There have been so many books and articles written on the Holocaust and from so many different angles, that it is hard to find something written anymore from a truly unique perspective. However, such is the case with Justin Gordon’s fine book Holocaust Postal History. The subtitle is Harrowing Journeys Revealed through the Letters and Cards of the Victims. And the principle focus of this book is on correspondence that occurred between Jews who made the harrowing journeys to Holocaust concentration camps and their relatives who lived in the safety of the West. Because of the presence of Nazi censors, nothing controversial and provocative was allowed to pass out of and into the camps. Most of the content of the letters consisted of a desperate attempt through relatively banal statements of affection and support to keep the connection alive between the two sides. And somehow, by maintaining the connection, the two sides could magically prevent the Nazis from sending their inmates to death.
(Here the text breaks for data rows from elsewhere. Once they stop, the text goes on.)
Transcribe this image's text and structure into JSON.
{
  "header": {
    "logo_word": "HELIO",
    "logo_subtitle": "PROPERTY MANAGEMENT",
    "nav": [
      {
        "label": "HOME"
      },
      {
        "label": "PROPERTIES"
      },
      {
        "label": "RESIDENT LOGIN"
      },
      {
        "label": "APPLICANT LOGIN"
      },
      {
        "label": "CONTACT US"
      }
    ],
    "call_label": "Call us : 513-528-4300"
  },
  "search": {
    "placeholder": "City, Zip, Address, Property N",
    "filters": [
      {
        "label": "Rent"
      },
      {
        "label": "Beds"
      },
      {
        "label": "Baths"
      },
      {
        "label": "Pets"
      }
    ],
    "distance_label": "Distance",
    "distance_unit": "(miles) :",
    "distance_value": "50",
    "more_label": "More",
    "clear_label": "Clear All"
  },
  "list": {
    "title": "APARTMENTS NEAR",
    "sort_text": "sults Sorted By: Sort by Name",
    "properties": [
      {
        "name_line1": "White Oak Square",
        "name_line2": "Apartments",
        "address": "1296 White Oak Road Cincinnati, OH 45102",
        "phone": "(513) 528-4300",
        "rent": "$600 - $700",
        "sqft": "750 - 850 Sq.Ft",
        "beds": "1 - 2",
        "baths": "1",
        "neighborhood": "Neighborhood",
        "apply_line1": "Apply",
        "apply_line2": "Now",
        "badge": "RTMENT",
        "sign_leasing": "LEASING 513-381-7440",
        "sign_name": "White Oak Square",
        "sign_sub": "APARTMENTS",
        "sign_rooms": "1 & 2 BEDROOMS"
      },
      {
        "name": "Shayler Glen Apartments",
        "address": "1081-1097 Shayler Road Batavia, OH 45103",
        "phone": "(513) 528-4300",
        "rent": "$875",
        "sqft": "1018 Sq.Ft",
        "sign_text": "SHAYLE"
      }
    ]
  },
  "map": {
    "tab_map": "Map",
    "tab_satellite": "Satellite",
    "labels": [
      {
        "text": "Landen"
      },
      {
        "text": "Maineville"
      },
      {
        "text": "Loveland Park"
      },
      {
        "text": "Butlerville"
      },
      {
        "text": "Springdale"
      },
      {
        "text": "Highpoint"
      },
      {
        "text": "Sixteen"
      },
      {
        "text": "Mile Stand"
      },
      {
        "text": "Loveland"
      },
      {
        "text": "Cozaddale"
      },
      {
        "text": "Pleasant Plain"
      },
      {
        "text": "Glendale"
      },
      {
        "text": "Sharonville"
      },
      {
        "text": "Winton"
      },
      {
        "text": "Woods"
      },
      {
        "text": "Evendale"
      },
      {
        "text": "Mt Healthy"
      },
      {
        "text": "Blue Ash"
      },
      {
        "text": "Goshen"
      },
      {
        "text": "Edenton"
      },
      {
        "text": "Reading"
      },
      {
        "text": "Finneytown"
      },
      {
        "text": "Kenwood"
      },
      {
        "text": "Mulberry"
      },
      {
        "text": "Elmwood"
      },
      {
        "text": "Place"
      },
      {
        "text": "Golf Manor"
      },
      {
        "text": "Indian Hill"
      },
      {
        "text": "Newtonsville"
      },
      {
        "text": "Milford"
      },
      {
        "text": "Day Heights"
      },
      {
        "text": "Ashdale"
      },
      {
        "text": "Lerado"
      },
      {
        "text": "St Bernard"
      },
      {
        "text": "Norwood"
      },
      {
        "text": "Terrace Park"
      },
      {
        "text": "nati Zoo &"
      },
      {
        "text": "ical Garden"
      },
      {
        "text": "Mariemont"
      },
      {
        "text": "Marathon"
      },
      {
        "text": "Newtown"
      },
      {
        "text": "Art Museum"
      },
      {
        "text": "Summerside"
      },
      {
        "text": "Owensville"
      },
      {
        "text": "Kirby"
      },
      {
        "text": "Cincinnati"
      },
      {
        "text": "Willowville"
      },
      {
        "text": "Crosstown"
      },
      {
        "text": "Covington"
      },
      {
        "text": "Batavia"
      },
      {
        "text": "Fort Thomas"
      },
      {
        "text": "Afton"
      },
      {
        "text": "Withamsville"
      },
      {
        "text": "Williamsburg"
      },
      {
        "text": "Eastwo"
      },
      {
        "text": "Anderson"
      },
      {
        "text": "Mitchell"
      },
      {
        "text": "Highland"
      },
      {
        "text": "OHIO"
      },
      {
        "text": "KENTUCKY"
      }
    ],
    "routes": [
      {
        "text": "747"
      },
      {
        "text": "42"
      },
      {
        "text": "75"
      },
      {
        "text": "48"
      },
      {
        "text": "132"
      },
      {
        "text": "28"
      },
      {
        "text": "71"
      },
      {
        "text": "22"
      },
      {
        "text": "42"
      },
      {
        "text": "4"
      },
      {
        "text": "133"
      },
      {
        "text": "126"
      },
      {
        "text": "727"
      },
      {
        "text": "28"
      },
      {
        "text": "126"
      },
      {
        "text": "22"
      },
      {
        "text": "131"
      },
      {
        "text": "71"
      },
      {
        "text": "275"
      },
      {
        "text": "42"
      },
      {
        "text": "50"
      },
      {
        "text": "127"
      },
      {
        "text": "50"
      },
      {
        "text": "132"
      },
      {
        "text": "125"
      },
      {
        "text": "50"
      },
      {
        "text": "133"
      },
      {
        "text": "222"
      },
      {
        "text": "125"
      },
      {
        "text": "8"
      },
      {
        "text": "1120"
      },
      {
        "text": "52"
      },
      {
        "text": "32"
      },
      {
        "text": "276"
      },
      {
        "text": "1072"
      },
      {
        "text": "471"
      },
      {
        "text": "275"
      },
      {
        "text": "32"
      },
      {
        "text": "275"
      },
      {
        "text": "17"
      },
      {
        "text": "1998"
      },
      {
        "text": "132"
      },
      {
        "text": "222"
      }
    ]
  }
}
Unfortunately, as Gordon indicates, in most cases, the prisoner and his correspondent were unable to stave off the inevitable fate of the victim. This makes the correspondence much more heartrending.
Gordon is an expert on postal history and he analyzes all the marks and stamps that appear on the mail being considered. A glossary of postal terms is included to help the reader understand the journey taken by each of these pieces of mail – letter and postcard – that he is talking about.
Finally, the book gives an outline of the history of the Holocaust and the concentration camps, and it uses the letters and post cards that are its examples as vehicles for making different points about what took place during this horrific period of history. For people like myself who are not highly knowledgeable about the Holocaust, Gordon’s volume illuminates a great deal. I highly recommend this book. It can be purchased at www.holopostal.com
© 2017 Laurence Mesirow
Holocaust Postal History
Harrowing Journeys Revealed through the Letters and cards of the Victims.
Six Point Watermark
© 2016 Justin Gordon